▶ [What the task requires] Will you output the entries below exactly, skipping every image they contain?

################

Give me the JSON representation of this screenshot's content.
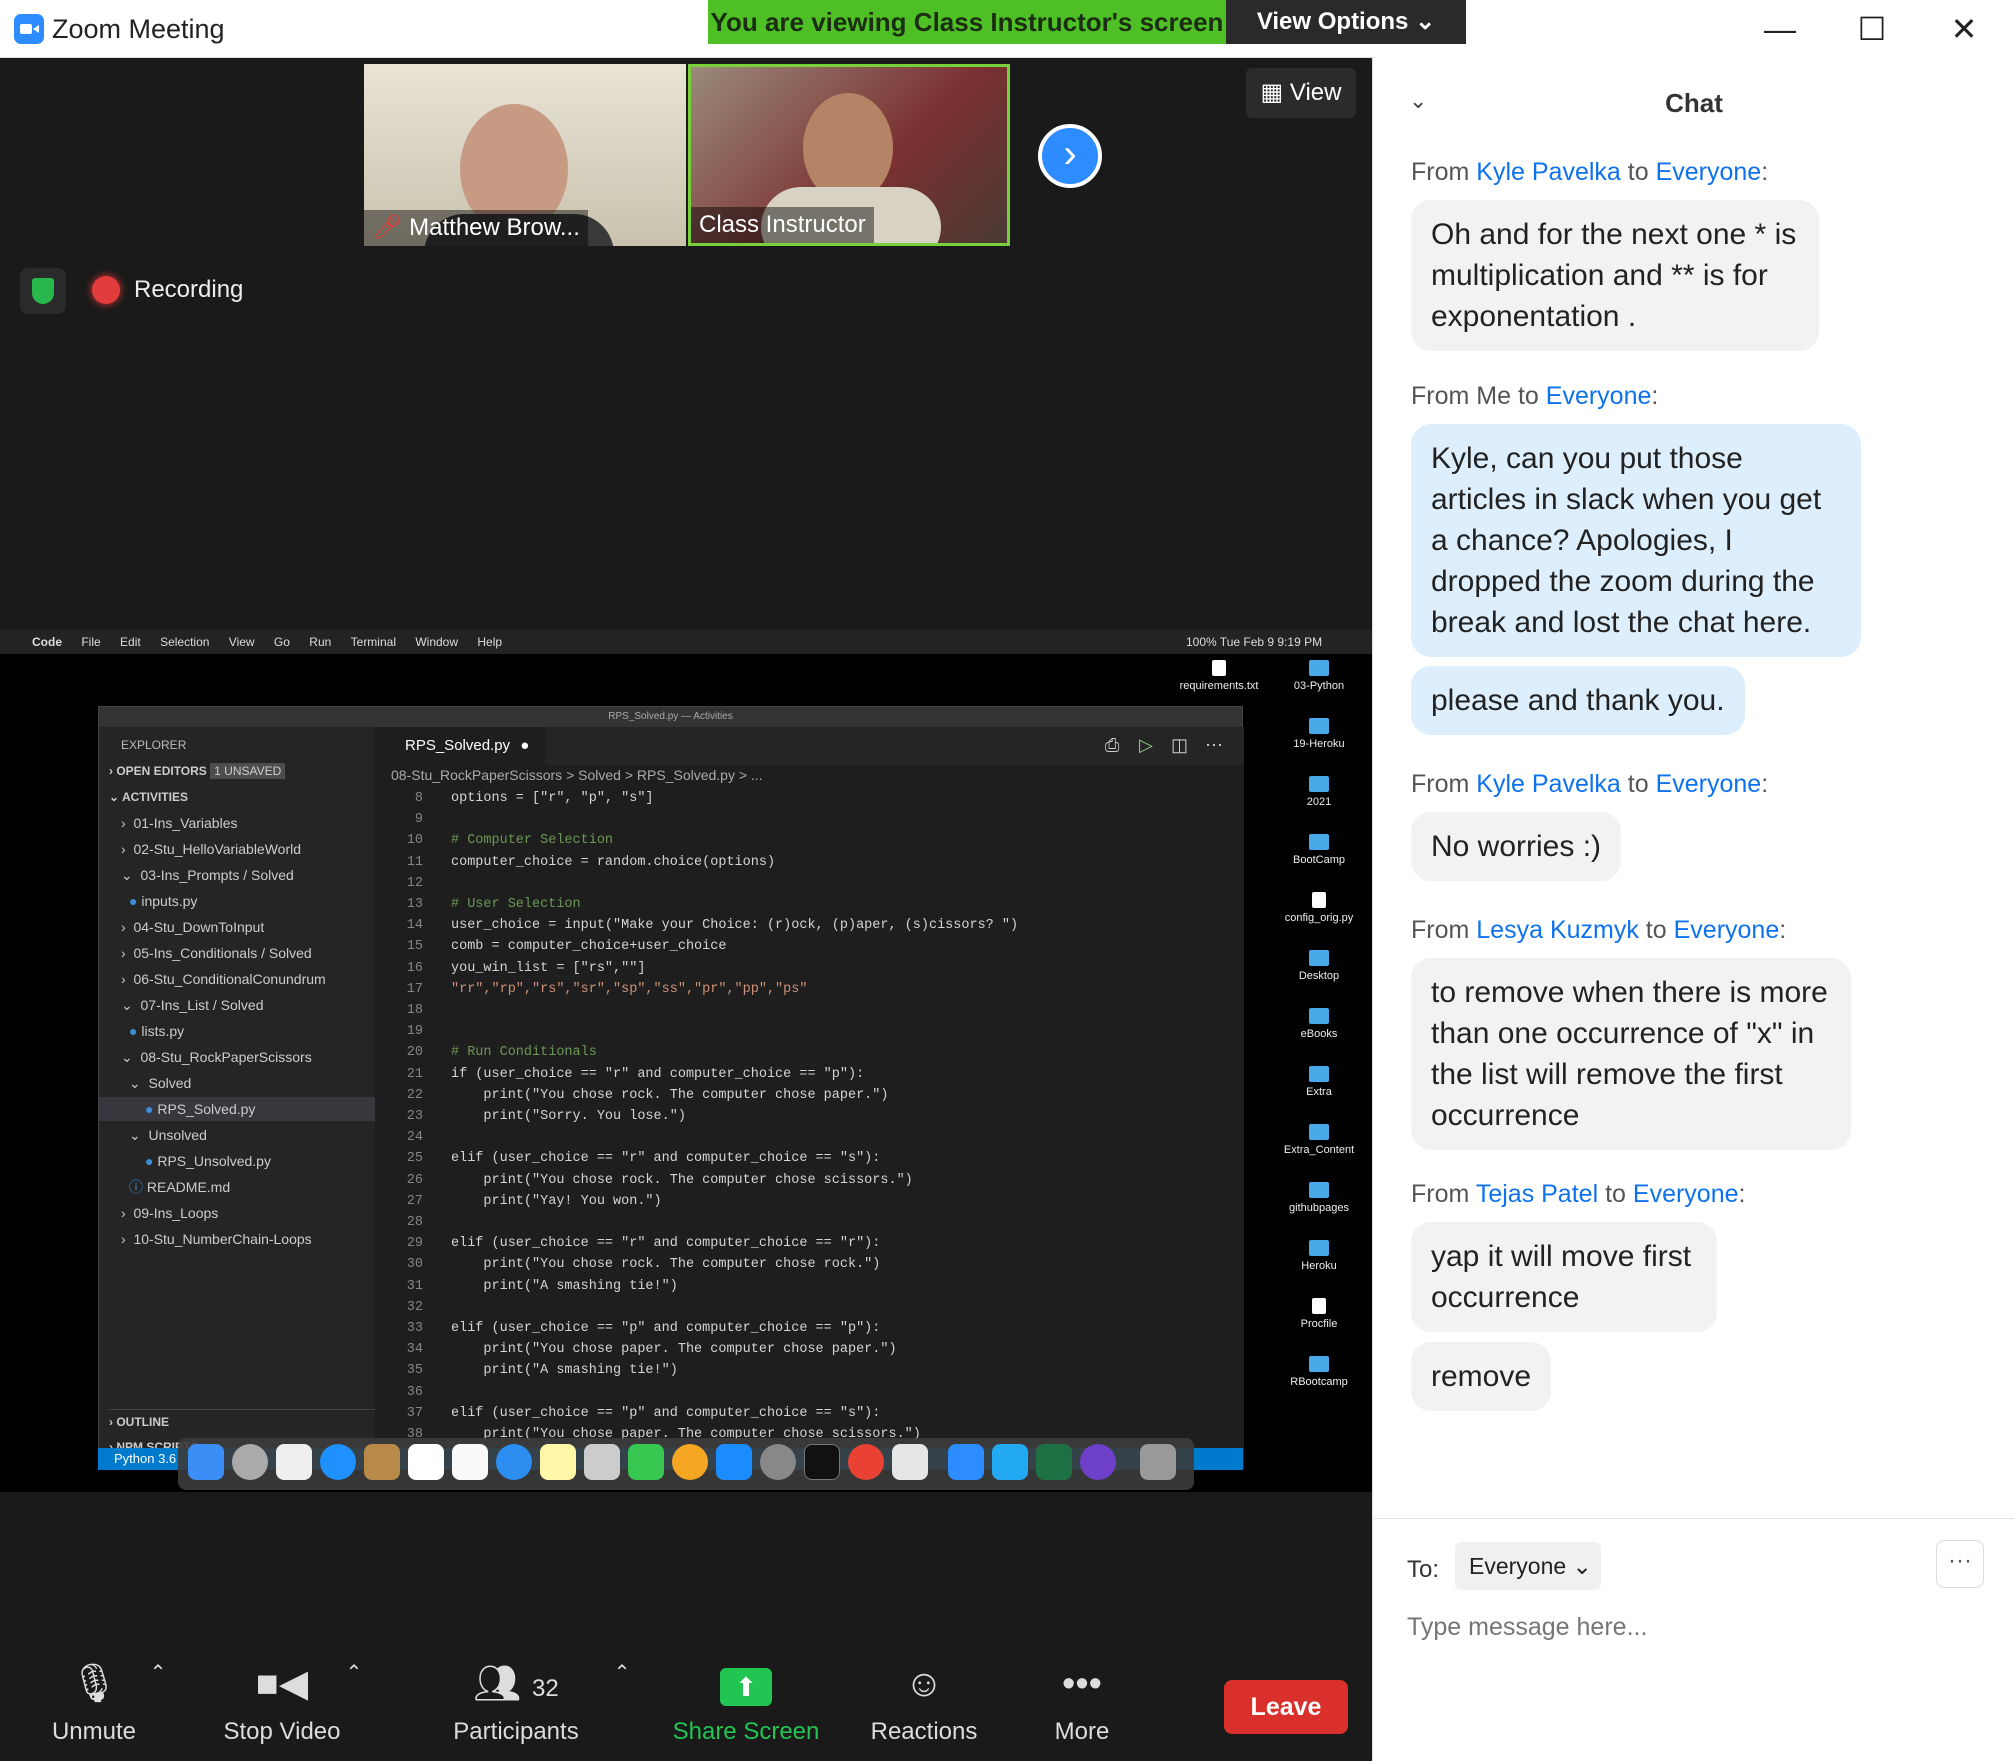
{
  "window": {
    "title": "Zoom Meeting",
    "minimize": "—",
    "maximize": "☐",
    "close": "✕"
  },
  "banner": {
    "text": "You are viewing Class Instructor's screen",
    "view_options": "View Options ⌄"
  },
  "video": {
    "tiles": [
      {
        "name": "Matthew Brow..."
      },
      {
        "name": "Class Instructor"
      }
    ],
    "next": "›",
    "view_button": "View",
    "recording": "Recording"
  },
  "shared_screen": {
    "mac_menu": [
      "Code",
      "File",
      "Edit",
      "Selection",
      "View",
      "Go",
      "Run",
      "Terminal",
      "Window",
      "Help"
    ],
    "mac_status": "100%  Tue Feb 9  9:19 PM",
    "window_title": "RPS_Solved.py — Activities",
    "explorer": {
      "header": "EXPLORER",
      "open_editors": "OPEN EDITORS",
      "unsaved_badge": "1 UNSAVED",
      "activities": "ACTIVITIES",
      "items": [
        "01-Ins_Variables",
        "02-Stu_HelloVariableWorld",
        "03-Ins_Prompts / Solved",
        "inputs.py",
        "04-Stu_DownToInput",
        "05-Ins_Conditionals / Solved",
        "06-Stu_ConditionalConundrum",
        "07-Ins_List / Solved",
        "lists.py",
        "08-Stu_RockPaperScissors",
        "Solved",
        "RPS_Solved.py",
        "Unsolved",
        "RPS_Unsolved.py",
        "README.md",
        "09-Ins_Loops",
        "10-Stu_NumberChain-Loops"
      ],
      "outline": "OUTLINE",
      "npm": "NPM SCRIPTS"
    },
    "tab": "RPS_Solved.py",
    "breadcrumb": "08-Stu_RockPaperScissors  >  Solved  >  RPS_Solved.py  >  ...",
    "code_lines": [
      {
        "n": "8",
        "t": "options = [\"r\", \"p\", \"s\"]"
      },
      {
        "n": "9",
        "t": ""
      },
      {
        "n": "10",
        "t": "# Computer Selection"
      },
      {
        "n": "11",
        "t": "computer_choice = random.choice(options)"
      },
      {
        "n": "12",
        "t": ""
      },
      {
        "n": "13",
        "t": "# User Selection"
      },
      {
        "n": "14",
        "t": "user_choice = input(\"Make your Choice: (r)ock, (p)aper, (s)cissors? \")"
      },
      {
        "n": "15",
        "t": "comb = computer_choice+user_choice"
      },
      {
        "n": "16",
        "t": "you_win_list = [\"rs\",\"\"]"
      },
      {
        "n": "17",
        "t": "\"rr\",\"rp\",\"rs\",\"sr\",\"sp\",\"ss\",\"pr\",\"pp\",\"ps\""
      },
      {
        "n": "18",
        "t": ""
      },
      {
        "n": "19",
        "t": ""
      },
      {
        "n": "20",
        "t": "# Run Conditionals"
      },
      {
        "n": "21",
        "t": "if (user_choice == \"r\" and computer_choice == \"p\"):"
      },
      {
        "n": "22",
        "t": "    print(\"You chose rock. The computer chose paper.\")"
      },
      {
        "n": "23",
        "t": "    print(\"Sorry. You lose.\")"
      },
      {
        "n": "24",
        "t": ""
      },
      {
        "n": "25",
        "t": "elif (user_choice == \"r\" and computer_choice == \"s\"):"
      },
      {
        "n": "26",
        "t": "    print(\"You chose rock. The computer chose scissors.\")"
      },
      {
        "n": "27",
        "t": "    print(\"Yay! You won.\")"
      },
      {
        "n": "28",
        "t": ""
      },
      {
        "n": "29",
        "t": "elif (user_choice == \"r\" and computer_choice == \"r\"):"
      },
      {
        "n": "30",
        "t": "    print(\"You chose rock. The computer chose rock.\")"
      },
      {
        "n": "31",
        "t": "    print(\"A smashing tie!\")"
      },
      {
        "n": "32",
        "t": ""
      },
      {
        "n": "33",
        "t": "elif (user_choice == \"p\" and computer_choice == \"p\"):"
      },
      {
        "n": "34",
        "t": "    print(\"You chose paper. The computer chose paper.\")"
      },
      {
        "n": "35",
        "t": "    print(\"A smashing tie!\")"
      },
      {
        "n": "36",
        "t": ""
      },
      {
        "n": "37",
        "t": "elif (user_choice == \"p\" and computer_choice == \"s\"):"
      },
      {
        "n": "38",
        "t": "    print(\"You chose paper. The computer chose scissors.\")"
      }
    ],
    "status_python": "Python 3.6",
    "desktop_items": [
      "requirements.txt",
      "03-Python",
      "19-Heroku",
      "2021",
      "BootCamp",
      "config_orig.py",
      "Desktop",
      "eBooks",
      "Extra",
      "Extra_Content",
      "githubpages",
      "Heroku",
      "Procfile",
      "RBootcamp"
    ]
  },
  "toolbar": {
    "unmute": "Unmute",
    "stop_video": "Stop Video",
    "participants": "Participants",
    "participants_count": "32",
    "share_screen": "Share Screen",
    "reactions": "Reactions",
    "more": "More",
    "leave": "Leave"
  },
  "chat": {
    "title": "Chat",
    "messages": [
      {
        "from": "Kyle Pavelka",
        "to": "Everyone",
        "text": "Oh and for the next one * is multiplication and ** is for exponentation ."
      },
      {
        "from": "Me",
        "to": "Everyone",
        "text": "Kyle, can you put those articles in slack when you get a chance? Apologies, I dropped the zoom during the break and lost the chat here."
      },
      {
        "text": "please and thank you."
      },
      {
        "from": "Kyle Pavelka",
        "to": "Everyone",
        "text": "No worries :)"
      },
      {
        "from": "Lesya Kuzmyk",
        "to": "Everyone",
        "text": "to remove when there is more than one occurrence of \"x\" in the list will remove the first occurrence"
      },
      {
        "from": "Tejas Patel",
        "to": "Everyone",
        "text": "yap it will move first occurrence"
      },
      {
        "text": "remove"
      }
    ],
    "words": {
      "from": "From",
      "to": "to"
    },
    "to_label": "To:",
    "recipient": "Everyone ⌄",
    "more": "···",
    "placeholder": "Type message here..."
  },
  "colors": {
    "accent": "#2d8cff",
    "banner": "#4fbf26",
    "leave": "#d9302c",
    "share": "#23c552",
    "link": "#0e72ed"
  }
}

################

▶ [Answer for the task]
Give me the JSON representation of this screenshot's content.
{
  "window": {
    "title": "Zoom Meeting",
    "minimize": "—",
    "maximize": "☐",
    "close": "✕"
  },
  "banner": {
    "text": "You are viewing Class Instructor's screen",
    "view_options": "View Options ⌄"
  },
  "video": {
    "tiles": [
      {
        "name": "Matthew Brow..."
      },
      {
        "name": "Class Instructor"
      }
    ],
    "next": "›",
    "view_button": "View",
    "recording": "Recording"
  },
  "shared_screen": {
    "mac_menu": [
      "Code",
      "File",
      "Edit",
      "Selection",
      "View",
      "Go",
      "Run",
      "Terminal",
      "Window",
      "Help"
    ],
    "mac_status": "100%  Tue Feb 9  9:19 PM",
    "window_title": "RPS_Solved.py — Activities",
    "explorer": {
      "header": "EXPLORER",
      "open_editors": "OPEN EDITORS",
      "unsaved_badge": "1 UNSAVED",
      "activities": "ACTIVITIES",
      "items": [
        "01-Ins_Variables",
        "02-Stu_HelloVariableWorld",
        "03-Ins_Prompts / Solved",
        "inputs.py",
        "04-Stu_DownToInput",
        "05-Ins_Conditionals / Solved",
        "06-Stu_ConditionalConundrum",
        "07-Ins_List / Solved",
        "lists.py",
        "08-Stu_RockPaperScissors",
        "Solved",
        "RPS_Solved.py",
        "Unsolved",
        "RPS_Unsolved.py",
        "README.md",
        "09-Ins_Loops",
        "10-Stu_NumberChain-Loops"
      ],
      "outline": "OUTLINE",
      "npm": "NPM SCRIPTS"
    },
    "tab": "RPS_Solved.py",
    "breadcrumb": "08-Stu_RockPaperScissors  >  Solved  >  RPS_Solved.py  >  ...",
    "code_lines": [
      {
        "n": "8",
        "t": "options = [\"r\", \"p\", \"s\"]"
      },
      {
        "n": "9",
        "t": ""
      },
      {
        "n": "10",
        "t": "# Computer Selection"
      },
      {
        "n": "11",
        "t": "computer_choice = random.choice(options)"
      },
      {
        "n": "12",
        "t": ""
      },
      {
        "n": "13",
        "t": "# User Selection"
      },
      {
        "n": "14",
        "t": "user_choice = input(\"Make your Choice: (r)ock, (p)aper, (s)cissors? \")"
      },
      {
        "n": "15",
        "t": "comb = computer_choice+user_choice"
      },
      {
        "n": "16",
        "t": "you_win_list = [\"rs\",\"\"]"
      },
      {
        "n": "17",
        "t": "\"rr\",\"rp\",\"rs\",\"sr\",\"sp\",\"ss\",\"pr\",\"pp\",\"ps\""
      },
      {
        "n": "18",
        "t": ""
      },
      {
        "n": "19",
        "t": ""
      },
      {
        "n": "20",
        "t": "# Run Conditionals"
      },
      {
        "n": "21",
        "t": "if (user_choice == \"r\" and computer_choice == \"p\"):"
      },
      {
        "n": "22",
        "t": "    print(\"You chose rock. The computer chose paper.\")"
      },
      {
        "n": "23",
        "t": "    print(\"Sorry. You lose.\")"
      },
      {
        "n": "24",
        "t": ""
      },
      {
        "n": "25",
        "t": "elif (user_choice == \"r\" and computer_choice == \"s\"):"
      },
      {
        "n": "26",
        "t": "    print(\"You chose rock. The computer chose scissors.\")"
      },
      {
        "n": "27",
        "t": "    print(\"Yay! You won.\")"
      },
      {
        "n": "28",
        "t": ""
      },
      {
        "n": "29",
        "t": "elif (user_choice == \"r\" and computer_choice == \"r\"):"
      },
      {
        "n": "30",
        "t": "    print(\"You chose rock. The computer chose rock.\")"
      },
      {
        "n": "31",
        "t": "    print(\"A smashing tie!\")"
      },
      {
        "n": "32",
        "t": ""
      },
      {
        "n": "33",
        "t": "elif (user_choice == \"p\" and computer_choice == \"p\"):"
      },
      {
        "n": "34",
        "t": "    print(\"You chose paper. The computer chose paper.\")"
      },
      {
        "n": "35",
        "t": "    print(\"A smashing tie!\")"
      },
      {
        "n": "36",
        "t": ""
      },
      {
        "n": "37",
        "t": "elif (user_choice == \"p\" and computer_choice == \"s\"):"
      },
      {
        "n": "38",
        "t": "    print(\"You chose paper. The computer chose scissors.\")"
      }
    ],
    "status_python": "Python 3.6",
    "desktop_items": [
      "requirements.txt",
      "03-Python",
      "19-Heroku",
      "2021",
      "BootCamp",
      "config_orig.py",
      "Desktop",
      "eBooks",
      "Extra",
      "Extra_Content",
      "githubpages",
      "Heroku",
      "Procfile",
      "RBootcamp"
    ]
  },
  "toolbar": {
    "unmute": "Unmute",
    "stop_video": "Stop Video",
    "participants": "Participants",
    "participants_count": "32",
    "share_screen": "Share Screen",
    "reactions": "Reactions",
    "more": "More",
    "leave": "Leave"
  },
  "chat": {
    "title": "Chat",
    "messages": [
      {
        "from": "Kyle Pavelka",
        "to": "Everyone",
        "text": "Oh and for the next one * is multiplication and ** is for exponentation ."
      },
      {
        "from": "Me",
        "to": "Everyone",
        "text": "Kyle, can you put those articles in slack when you get a chance? Apologies, I dropped the zoom during the break and lost the chat here."
      },
      {
        "text": "please and thank you."
      },
      {
        "from": "Kyle Pavelka",
        "to": "Everyone",
        "text": "No worries :)"
      },
      {
        "from": "Lesya Kuzmyk",
        "to": "Everyone",
        "text": "to remove when there is more than one occurrence of \"x\" in the list will remove the first occurrence"
      },
      {
        "from": "Tejas Patel",
        "to": "Everyone",
        "text": "yap it will move first occurrence"
      },
      {
        "text": "remove"
      }
    ],
    "words": {
      "from": "From",
      "to": "to"
    },
    "to_label": "To:",
    "recipient": "Everyone ⌄",
    "more": "···",
    "placeholder": "Type message here..."
  },
  "colors": {
    "accent": "#2d8cff",
    "banner": "#4fbf26",
    "leave": "#d9302c",
    "share": "#23c552",
    "link": "#0e72ed"
  }
}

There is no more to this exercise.